I truly wish I had better news from the front. I realize that journalism, too, is going to face one severe crisis after another, and I don’t think its future is much brighter than ours. So part of me wants to say, “eh, between journalism and doctoral study in English, it’s pretty much a wash.” But I hesitate to say this to someone who’s 29 and wants to start a family one of these days. If you were to start a PhD program in 2011-12, you’d be looking at another four-five years of study, followed by ... well, maybe followed by a better market in the years 2015-17, but maybe followed by a bleak market in 2015-17 made bleaker by all the people who didn’t get decent jobs from 2011-15. You don’t want to be adjuncting when you’re 35, this I know. And I don’t see how it’s possible to raise a family on adjunct wages (though many people manage to do it nonetheless).

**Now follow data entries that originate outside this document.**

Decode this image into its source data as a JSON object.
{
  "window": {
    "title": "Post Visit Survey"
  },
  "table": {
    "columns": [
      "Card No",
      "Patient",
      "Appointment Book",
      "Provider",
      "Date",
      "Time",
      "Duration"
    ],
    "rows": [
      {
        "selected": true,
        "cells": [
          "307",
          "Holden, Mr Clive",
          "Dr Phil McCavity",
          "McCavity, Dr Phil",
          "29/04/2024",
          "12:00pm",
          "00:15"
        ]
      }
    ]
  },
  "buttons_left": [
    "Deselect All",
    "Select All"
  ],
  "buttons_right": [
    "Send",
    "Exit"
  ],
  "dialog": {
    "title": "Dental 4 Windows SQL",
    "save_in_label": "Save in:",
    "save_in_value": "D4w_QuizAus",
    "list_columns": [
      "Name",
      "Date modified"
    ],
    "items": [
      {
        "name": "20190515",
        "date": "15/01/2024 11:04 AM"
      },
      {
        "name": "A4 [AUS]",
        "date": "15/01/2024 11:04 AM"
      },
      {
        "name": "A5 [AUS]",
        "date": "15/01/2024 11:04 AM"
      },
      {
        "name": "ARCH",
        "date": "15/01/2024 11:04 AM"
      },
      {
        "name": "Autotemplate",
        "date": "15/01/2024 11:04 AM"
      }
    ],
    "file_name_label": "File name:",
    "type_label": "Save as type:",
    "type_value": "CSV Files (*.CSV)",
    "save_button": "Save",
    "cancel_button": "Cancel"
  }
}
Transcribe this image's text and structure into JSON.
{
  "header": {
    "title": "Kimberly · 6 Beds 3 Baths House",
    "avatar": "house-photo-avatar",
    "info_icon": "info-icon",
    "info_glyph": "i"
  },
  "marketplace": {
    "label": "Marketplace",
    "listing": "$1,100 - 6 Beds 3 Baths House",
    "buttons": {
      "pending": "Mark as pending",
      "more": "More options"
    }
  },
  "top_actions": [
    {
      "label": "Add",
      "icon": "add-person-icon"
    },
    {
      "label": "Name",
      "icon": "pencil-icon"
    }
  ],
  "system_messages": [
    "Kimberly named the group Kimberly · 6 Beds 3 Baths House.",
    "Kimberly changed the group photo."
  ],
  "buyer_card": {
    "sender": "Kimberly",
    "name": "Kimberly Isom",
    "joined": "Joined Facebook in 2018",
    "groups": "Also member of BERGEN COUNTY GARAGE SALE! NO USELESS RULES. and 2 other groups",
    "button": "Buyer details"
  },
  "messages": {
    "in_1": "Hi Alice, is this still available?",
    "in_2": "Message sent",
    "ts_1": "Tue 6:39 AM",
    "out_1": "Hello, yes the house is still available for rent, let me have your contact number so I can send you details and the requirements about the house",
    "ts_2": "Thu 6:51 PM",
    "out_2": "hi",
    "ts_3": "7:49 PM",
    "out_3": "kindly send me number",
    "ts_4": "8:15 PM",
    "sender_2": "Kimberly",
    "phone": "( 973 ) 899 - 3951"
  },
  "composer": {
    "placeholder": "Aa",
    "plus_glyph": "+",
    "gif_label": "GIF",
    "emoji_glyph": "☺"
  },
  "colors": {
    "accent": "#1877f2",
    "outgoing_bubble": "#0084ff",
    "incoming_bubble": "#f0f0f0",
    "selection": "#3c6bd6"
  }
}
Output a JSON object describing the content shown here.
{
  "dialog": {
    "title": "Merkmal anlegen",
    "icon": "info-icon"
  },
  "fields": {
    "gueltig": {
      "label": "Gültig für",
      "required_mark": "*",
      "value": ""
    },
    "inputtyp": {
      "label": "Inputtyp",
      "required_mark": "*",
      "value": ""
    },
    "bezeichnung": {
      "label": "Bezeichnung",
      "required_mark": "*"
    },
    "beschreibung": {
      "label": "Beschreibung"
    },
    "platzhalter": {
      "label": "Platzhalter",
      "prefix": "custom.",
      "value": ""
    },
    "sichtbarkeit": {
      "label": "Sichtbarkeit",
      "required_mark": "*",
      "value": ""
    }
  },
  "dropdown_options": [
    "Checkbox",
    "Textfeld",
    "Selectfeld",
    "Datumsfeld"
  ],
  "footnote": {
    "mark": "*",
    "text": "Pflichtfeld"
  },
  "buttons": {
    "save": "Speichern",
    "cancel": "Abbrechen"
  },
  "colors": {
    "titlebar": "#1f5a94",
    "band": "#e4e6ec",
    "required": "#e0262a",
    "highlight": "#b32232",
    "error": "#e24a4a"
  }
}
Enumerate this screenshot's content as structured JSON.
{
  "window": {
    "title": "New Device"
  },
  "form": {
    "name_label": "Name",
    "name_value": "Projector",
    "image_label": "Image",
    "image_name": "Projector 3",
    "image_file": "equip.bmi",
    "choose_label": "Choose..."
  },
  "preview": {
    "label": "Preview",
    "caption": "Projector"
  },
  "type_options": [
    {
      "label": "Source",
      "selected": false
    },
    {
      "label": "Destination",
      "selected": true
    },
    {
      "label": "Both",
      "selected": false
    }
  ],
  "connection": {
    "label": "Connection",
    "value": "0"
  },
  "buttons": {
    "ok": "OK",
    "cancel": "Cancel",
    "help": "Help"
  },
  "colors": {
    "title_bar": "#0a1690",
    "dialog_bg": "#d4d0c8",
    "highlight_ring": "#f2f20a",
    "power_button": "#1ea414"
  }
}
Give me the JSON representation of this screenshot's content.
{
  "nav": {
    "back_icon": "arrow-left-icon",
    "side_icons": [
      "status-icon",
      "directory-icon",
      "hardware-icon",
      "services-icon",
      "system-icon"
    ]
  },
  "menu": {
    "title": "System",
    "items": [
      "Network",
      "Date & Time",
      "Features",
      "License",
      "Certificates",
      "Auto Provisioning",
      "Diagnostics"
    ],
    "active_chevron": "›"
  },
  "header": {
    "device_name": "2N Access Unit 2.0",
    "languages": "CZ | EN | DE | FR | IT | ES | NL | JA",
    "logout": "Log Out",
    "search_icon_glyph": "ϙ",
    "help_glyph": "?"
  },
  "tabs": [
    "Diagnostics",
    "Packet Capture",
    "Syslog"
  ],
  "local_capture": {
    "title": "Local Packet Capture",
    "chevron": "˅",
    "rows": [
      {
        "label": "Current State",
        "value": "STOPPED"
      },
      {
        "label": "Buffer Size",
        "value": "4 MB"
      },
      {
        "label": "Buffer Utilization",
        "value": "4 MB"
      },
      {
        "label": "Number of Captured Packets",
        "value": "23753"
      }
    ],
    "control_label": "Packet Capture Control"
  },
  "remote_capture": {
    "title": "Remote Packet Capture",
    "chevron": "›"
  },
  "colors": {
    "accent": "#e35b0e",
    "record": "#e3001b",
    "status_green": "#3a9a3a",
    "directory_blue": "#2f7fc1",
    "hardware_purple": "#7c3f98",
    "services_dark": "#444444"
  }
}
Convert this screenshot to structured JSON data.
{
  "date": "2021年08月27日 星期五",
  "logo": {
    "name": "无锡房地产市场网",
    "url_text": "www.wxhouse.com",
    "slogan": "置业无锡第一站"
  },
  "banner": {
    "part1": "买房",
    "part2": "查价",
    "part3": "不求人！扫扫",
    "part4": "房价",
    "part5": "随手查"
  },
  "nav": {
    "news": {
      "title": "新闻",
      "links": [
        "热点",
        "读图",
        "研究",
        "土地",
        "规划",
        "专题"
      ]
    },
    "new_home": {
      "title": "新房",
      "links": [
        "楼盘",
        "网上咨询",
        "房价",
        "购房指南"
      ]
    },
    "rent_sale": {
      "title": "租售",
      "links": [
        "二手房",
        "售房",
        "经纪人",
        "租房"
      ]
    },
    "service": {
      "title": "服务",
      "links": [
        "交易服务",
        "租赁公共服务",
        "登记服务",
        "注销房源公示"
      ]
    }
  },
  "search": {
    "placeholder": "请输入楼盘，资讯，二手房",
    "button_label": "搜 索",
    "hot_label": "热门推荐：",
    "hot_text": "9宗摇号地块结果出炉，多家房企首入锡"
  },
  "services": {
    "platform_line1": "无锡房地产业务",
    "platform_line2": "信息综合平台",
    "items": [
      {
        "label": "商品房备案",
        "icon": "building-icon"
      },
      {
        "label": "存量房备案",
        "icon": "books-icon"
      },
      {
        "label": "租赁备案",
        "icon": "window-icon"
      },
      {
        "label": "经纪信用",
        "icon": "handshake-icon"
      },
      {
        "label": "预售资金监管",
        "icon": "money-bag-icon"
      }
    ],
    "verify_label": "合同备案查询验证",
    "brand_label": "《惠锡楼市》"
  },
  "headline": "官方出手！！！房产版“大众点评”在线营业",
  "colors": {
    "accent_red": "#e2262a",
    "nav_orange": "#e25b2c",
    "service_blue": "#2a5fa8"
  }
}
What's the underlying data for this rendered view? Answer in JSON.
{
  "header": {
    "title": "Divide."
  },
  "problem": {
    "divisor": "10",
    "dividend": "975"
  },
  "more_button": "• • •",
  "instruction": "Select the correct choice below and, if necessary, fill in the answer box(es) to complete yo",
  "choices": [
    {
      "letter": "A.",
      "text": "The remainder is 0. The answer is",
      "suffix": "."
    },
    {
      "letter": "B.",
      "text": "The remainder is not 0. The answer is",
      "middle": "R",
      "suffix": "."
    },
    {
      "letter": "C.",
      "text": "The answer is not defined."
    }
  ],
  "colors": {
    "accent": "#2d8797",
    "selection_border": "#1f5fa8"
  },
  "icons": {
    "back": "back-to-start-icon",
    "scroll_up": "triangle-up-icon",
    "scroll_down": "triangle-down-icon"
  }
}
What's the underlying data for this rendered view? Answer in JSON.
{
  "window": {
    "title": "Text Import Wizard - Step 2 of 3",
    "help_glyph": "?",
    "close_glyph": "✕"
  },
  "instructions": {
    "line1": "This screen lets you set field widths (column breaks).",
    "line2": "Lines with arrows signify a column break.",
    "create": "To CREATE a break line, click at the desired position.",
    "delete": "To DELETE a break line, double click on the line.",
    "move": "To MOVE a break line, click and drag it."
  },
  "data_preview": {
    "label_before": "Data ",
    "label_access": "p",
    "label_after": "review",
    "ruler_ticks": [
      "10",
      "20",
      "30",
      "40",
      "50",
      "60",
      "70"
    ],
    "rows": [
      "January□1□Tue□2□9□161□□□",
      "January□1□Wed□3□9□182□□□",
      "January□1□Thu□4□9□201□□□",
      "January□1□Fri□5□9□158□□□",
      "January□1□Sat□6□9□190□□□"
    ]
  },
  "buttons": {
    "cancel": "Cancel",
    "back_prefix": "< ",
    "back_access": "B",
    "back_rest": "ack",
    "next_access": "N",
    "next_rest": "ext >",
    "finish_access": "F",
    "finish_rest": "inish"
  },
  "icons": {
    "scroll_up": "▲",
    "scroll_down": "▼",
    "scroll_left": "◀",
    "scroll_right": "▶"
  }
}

In saying all of this, I haven’t so much as addressed your conviction that you’d be happiest with a job that involves writing, reading, researching and teaching. It is indeed a great job, even when all the committee work is factored in, and of course I think that the desire for such a job is not only entirely legitimate but (in a perverse sense) completely sane. Which is to say, I’m not one of those people who grouses relentlessly about how the profession is rotten to the core and spits out everyone who Really Cares About Literature and rewards only the hyperprofessionalized theorymongers with icewater in their veins. As you’ve probably gathered from my old book. The only question, as I see it, is whether the profession of literary study will offer a sufficient number of those great jobs for the people who aspire to them. And I fear that the answer is no, that the odds of any one person getting one of those jobs is extremely slim. Now, in one sense that’s the Monte Carlo fallacy at work, because your odds of choosing any number between 1 and 1000 is 999:1, and yet you chose a number! So yes, obviously, somebody is going to get some decent job here and there. But should you take that chance? That’s your call in the end, because only you can answer the question of how much of your life (and your family’s life) you’re willing to juggle in order to give it a shot. But I do feel an obligation to be as explicit as I can about just how steep the odds are, and how severe the personal sacrifices might be.
I hope this helps, though I expect that it will simply make your inexorable dilemma seem even less exorable, and more of a dilemma.
P.S. Don’t worry too much about—or study too long for—that monstrous GRE subject test in literature. As I learned in the course of writing this little essay for the Chronicle of Higher Education, only 41.5 percent of English departments require the test. By contrast, 96.2 percent of departments require a writing sample—and for good reason, because it’s the single most important piece of information in an applicant’s dossier. Which is to say what I should have said earlier: go ahead and apply this fall, and see what happens. At that stage, after all, you have nothing to lose save for the application fees. When you have a better sense of what your options are next spring, feel free to write to me again to talk them over.